Suggestopedia is a language teaching method developed by the Bulgarian psychologist, Georgi Lozanov (see picture on the right.) Like Community Language Learning and the Silent Way Method, Suggestopedia is an innovative method that promises great effective language learning results. Lozanov claimed that by using this method one can teach languages approximately three to five times as quickly as conventional methods.
The name of Suggestopedia is from the words “suggestion” and “pedagogy.” It is a set of learning recommendations derived from Suggestology, which Lozanov describes as “a science … concerned with systematic study of the nonrational and/or non-conscience influences” that human beings are constantly responding to. The method also draws from insights from yoga and Soviet psychology. From yoga, it draws the importance of relaxation of mind for maximum retention of material. From Soviet psychology, Lozanov took the idea that:
“all sudents can be taught a given subject matter at the same level of skill.” Jack C. Richards and Theodore S. Rodgers (1986)
The main features of suggestopedia are:
- The use of music to relax learners.
- The furniture, decoration, and the arrangement of the classroom.
- Teacher’s authority. The teacher plays a central role and he/she is the source of all information.
In the classroom
The arrangements and the physical atmosphere in the classroom are paramount for making sure that the students feel comfortable and confident. The use of various techniques including art and music are used by trained teachers. In the beginning, the lesson based on Suggestopedia used to consist of three phases: deciphering, concert session (memorization séance), and elaboration. Later, it has developed into four phases as lots of experiments were done: introduction, concert session, elaboration, and production.
- Introduction: The teacher teaches the material in “a playful manner” instead of analyzing the lexis and grammar of the text in a directive manner.
- Concert session (active and passive): in the active session, the teacher reads with special intonation as selected music is played. Occasionally, the students read the text together with the teacher, and listen only to the music as the teacher pauses in particular moments.
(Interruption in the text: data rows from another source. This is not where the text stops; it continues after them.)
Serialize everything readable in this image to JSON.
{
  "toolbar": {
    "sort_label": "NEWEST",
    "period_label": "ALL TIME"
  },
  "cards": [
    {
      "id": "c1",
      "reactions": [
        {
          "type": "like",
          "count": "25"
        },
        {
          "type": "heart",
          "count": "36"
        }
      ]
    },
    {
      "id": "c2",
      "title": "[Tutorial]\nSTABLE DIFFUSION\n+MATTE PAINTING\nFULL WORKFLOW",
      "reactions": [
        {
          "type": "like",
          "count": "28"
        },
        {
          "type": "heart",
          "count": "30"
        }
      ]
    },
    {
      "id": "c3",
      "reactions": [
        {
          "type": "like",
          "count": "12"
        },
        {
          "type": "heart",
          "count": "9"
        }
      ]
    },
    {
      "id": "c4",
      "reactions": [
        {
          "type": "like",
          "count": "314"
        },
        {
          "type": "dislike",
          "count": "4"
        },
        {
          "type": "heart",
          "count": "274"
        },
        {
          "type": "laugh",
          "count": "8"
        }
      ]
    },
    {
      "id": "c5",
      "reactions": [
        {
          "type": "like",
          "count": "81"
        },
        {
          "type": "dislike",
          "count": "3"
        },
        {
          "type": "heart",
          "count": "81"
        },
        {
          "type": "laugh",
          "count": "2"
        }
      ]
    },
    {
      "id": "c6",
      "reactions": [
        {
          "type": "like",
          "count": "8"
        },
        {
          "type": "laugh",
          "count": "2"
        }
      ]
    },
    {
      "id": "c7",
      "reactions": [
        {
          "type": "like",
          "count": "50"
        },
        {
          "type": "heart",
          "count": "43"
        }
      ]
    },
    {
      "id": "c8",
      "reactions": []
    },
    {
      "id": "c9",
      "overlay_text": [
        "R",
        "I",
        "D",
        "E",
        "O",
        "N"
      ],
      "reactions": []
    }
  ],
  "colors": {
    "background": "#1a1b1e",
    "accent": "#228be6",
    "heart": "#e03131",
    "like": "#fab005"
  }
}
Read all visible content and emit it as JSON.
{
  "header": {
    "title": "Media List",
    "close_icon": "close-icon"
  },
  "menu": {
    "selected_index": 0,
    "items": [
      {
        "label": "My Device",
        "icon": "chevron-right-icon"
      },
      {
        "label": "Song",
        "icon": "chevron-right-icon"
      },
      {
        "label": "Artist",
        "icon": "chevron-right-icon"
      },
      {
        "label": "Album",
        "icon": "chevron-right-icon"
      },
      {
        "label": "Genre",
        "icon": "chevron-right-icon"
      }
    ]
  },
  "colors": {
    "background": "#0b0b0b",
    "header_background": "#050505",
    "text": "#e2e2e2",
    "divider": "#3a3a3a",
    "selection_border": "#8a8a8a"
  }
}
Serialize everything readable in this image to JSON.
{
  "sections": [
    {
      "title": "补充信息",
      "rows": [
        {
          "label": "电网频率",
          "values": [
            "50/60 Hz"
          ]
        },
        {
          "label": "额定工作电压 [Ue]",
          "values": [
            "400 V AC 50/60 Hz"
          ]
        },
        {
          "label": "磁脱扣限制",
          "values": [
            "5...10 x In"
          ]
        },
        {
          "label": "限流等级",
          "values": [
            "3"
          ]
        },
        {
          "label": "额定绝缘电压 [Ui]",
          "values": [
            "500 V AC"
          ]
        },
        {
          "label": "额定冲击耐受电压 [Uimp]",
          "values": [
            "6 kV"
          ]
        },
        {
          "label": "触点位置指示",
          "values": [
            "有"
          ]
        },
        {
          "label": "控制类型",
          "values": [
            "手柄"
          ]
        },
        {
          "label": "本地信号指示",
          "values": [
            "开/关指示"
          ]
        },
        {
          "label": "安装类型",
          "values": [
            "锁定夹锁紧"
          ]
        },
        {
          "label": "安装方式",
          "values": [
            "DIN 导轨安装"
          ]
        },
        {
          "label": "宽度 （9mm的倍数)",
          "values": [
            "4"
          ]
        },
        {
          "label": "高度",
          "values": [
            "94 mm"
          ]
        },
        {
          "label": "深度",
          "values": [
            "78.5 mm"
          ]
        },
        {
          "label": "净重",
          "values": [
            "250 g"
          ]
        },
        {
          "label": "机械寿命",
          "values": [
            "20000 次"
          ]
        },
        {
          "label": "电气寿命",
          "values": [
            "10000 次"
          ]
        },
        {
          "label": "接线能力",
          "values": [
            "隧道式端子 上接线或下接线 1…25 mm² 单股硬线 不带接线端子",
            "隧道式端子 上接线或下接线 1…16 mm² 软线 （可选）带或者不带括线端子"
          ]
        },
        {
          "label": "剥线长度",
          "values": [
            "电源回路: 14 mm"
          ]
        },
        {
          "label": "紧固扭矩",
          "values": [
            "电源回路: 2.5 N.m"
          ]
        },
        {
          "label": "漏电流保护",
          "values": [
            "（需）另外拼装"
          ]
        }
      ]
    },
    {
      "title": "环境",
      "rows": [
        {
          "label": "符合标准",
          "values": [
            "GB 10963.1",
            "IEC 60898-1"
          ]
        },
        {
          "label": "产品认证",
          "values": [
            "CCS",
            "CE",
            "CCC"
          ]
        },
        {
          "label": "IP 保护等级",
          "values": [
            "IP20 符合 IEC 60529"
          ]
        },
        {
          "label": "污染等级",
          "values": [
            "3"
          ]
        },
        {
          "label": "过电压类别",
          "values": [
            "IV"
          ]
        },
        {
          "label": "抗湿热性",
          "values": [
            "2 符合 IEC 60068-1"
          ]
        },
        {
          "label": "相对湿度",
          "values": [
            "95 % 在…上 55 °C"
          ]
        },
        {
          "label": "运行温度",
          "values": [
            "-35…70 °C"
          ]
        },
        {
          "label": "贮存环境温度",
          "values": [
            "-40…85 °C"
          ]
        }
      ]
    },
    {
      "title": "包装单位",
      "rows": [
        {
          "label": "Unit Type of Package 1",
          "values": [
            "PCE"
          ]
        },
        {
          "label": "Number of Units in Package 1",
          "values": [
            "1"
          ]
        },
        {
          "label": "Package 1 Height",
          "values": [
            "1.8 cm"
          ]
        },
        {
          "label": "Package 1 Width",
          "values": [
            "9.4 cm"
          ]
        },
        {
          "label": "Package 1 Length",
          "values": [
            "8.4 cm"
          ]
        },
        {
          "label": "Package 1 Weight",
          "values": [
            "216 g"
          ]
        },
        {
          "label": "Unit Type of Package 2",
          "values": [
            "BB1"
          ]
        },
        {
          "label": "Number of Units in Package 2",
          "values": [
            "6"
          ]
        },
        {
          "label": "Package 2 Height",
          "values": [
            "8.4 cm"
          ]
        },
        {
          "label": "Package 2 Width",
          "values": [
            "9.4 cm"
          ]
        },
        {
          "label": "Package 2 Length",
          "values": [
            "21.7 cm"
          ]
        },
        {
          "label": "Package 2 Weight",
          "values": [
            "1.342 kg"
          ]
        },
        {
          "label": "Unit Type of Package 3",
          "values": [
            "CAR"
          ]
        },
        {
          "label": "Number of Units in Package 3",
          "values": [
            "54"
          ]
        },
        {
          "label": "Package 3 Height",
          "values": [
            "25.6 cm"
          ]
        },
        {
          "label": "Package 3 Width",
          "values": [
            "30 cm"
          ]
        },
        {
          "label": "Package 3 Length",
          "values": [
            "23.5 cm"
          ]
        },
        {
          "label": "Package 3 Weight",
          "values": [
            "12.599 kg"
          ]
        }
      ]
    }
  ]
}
The passive session is done more calmly.
- Elaboration: The students sing classical songs and play games while the teacher acts more like a consultant.
- Production: The students spontaneously speak and interact in the target language without interruption or correction.
Suggestopedia has been criticised for a number of reasons:
- It is not a practical method as teachers face the problem of the availability of music and comfortable chairs.
- Lozanov refers in a number of occasions to the importance of memorization, excluding any reference to comprehension and creative problem solving. In fact, language is not only about the power of the mind to memorize. It’s about understanding, interacting, and producing novel utterances in different unpredictable situations.
In spite of all these disadvantages, some tenets of Suggestopedia have been accepted and adapted by teachers worldwide.
- Through Suggetopedia we learn to trust the power of the mind.
- We also learn that deliberately induced states of relaxation can be valuable at times in the classroom.
- We can also benefit from the use of music to get students to it back and relax.
These are some of the contributions of Suggestopedia that teachers may weigh and adapt to different situations.
H. Douglas Brown (1987). Principles of language learning and teaching. Englewood Cliffs, New Jersey, Prentice Hall
Richards, Jack C. and Theodore S. Rodgers (1986). Approaches and methods in language teaching: A description and analysis. Cambridge: Cambridge University Press
Other sources: Wikipedia – Suggestopedia